If you’ve kept up with my column thus far you’ll notice that most all of the posts I’ve written have had one thing in common: the cover I’m writing about is generally more famous than the original composition. This particular post however, is about the all too rare case of an original and a cover both having their moment in the spotlight and both receiving hefty praise from fans and critics alike.
I grew up knowing “I Will Always Love You” as a Whitney Houston song. Released in 1992 as the theme to the film Bodyguard, it immediately gained worldwide acclaim. Among other awards, Houston picked up six Billboard Music Awards, two Grammys, and two American Music Awards, in addition to the song’s chart success. The track is seen as Houston’s signature song, despite being composed and first performed by none other than Dolly Parton.
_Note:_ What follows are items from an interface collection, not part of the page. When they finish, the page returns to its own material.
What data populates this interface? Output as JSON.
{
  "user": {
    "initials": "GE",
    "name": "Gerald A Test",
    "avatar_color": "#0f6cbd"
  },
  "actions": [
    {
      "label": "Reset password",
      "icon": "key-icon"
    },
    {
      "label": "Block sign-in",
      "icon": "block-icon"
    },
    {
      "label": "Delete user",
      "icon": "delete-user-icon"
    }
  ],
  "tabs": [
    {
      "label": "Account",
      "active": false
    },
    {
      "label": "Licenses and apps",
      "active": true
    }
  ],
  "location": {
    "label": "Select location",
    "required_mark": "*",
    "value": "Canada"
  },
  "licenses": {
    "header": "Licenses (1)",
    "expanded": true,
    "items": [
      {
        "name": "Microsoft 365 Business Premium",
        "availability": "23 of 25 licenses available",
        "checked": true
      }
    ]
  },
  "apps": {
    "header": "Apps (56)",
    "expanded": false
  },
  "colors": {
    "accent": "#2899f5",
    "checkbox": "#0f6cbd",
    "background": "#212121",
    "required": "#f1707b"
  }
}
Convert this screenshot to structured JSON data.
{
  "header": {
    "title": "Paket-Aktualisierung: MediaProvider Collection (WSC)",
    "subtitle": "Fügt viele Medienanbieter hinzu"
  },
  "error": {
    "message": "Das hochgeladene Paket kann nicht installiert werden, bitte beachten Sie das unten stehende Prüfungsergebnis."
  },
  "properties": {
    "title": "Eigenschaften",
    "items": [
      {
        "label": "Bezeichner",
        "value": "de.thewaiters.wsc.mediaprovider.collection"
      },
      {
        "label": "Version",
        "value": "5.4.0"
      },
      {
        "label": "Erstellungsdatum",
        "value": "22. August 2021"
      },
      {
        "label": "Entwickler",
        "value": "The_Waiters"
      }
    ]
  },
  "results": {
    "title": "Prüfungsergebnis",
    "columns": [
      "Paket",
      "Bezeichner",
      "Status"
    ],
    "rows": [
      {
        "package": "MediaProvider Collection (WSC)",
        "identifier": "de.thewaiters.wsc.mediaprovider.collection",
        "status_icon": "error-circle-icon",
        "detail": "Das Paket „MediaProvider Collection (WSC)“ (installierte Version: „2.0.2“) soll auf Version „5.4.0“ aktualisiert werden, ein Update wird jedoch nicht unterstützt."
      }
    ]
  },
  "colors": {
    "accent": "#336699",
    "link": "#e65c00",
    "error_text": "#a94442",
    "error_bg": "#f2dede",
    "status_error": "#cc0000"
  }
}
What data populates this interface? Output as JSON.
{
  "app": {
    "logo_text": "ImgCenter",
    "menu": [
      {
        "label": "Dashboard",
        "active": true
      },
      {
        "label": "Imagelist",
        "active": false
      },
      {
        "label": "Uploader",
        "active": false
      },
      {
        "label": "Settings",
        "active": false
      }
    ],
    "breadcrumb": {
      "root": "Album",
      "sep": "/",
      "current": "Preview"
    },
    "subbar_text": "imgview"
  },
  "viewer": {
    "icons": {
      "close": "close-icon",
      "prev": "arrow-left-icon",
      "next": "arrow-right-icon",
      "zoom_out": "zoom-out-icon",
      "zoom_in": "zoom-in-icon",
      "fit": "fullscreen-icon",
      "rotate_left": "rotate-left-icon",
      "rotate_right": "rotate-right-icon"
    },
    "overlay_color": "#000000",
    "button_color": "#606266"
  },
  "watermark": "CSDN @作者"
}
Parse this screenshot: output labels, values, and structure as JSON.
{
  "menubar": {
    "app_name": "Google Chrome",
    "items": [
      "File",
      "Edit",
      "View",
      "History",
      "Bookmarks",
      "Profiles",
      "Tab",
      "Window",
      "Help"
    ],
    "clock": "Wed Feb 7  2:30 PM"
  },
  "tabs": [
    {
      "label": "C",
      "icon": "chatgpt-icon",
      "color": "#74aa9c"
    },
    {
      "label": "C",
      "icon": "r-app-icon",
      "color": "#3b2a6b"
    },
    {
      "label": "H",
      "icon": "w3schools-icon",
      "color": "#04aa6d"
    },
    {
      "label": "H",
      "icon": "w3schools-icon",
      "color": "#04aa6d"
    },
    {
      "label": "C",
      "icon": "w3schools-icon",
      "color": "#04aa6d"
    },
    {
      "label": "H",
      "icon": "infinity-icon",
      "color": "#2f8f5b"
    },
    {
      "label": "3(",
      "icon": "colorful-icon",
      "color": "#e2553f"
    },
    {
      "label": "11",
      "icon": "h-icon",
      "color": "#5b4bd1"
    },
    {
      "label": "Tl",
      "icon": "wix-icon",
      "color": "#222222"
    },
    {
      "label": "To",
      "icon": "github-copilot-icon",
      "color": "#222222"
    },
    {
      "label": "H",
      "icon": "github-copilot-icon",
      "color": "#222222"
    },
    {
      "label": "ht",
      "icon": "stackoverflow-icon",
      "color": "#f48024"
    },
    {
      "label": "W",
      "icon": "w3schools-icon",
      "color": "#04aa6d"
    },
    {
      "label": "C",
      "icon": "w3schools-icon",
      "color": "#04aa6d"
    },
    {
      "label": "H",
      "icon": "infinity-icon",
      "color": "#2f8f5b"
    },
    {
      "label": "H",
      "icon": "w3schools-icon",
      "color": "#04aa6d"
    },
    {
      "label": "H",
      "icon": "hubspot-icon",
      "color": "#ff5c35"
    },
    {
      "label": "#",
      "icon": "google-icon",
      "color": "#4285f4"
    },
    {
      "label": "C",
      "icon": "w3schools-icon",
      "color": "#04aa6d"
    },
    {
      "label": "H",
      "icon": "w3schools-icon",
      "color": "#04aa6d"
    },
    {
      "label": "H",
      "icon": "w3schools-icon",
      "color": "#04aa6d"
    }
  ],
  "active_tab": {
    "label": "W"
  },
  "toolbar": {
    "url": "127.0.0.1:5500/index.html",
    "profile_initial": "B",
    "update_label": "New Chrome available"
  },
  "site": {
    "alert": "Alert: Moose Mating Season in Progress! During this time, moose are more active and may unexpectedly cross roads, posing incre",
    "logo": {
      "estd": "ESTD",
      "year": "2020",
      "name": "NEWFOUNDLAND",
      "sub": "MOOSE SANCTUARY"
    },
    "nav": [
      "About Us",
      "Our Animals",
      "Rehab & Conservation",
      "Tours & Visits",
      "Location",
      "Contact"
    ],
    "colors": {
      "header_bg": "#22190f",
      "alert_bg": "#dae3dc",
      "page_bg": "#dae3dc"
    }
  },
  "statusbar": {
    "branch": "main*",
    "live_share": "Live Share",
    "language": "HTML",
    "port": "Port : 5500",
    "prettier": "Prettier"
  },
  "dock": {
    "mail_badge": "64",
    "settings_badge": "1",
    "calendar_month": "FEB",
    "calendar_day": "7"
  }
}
Parton’s original country version of “I Will Always Love You” was released in 1974 on her album Jolene. The song topped country charts and won her a County Music Award. She didn’t let the song stop there, though. Parton had a leading role in the film adaption of the musical The Best Little Whorehouse in Texas, which used most of the production’s original score. However, two of Parton’s songs—one being “I Will Always Love You”—made it into the film. The version used in the movie also found success on the charts—a historic moment for the singer/songwriter who was the first artist to have a number one record chart twice as a singer, and three times as a songwriter. Houston and Parton publicly shared in the success of the song when Parton presented Houston with her Grammy for Best Pop Vocal Performance in 1994.
As always, there are many more covers of the song than just the ones I’ve focused on here. John Doe’s version was actually used in Bodyguard as well, during a scene where Houston and costar Kevin Costner dance together to the jukebox tune. Linda Ronstadt released her cover of the Parton original on her 1975 album Prisoner in Disguise, and would later go on to collaborate with Emmylou Harris and Dolly herself on album called Trio.
Four decades after the original release and “I Will Always Love You” has lived up to its name. The song is still a go-to for powerhouse vocalists wanting to show off their skills, broken hearted people needing a good cry, and loud, drunk people at a karaoke bar who are convinced they can hit those high notes.
Did I miss your favorite cover of “I Will Always Love You”? Let me know in the comments!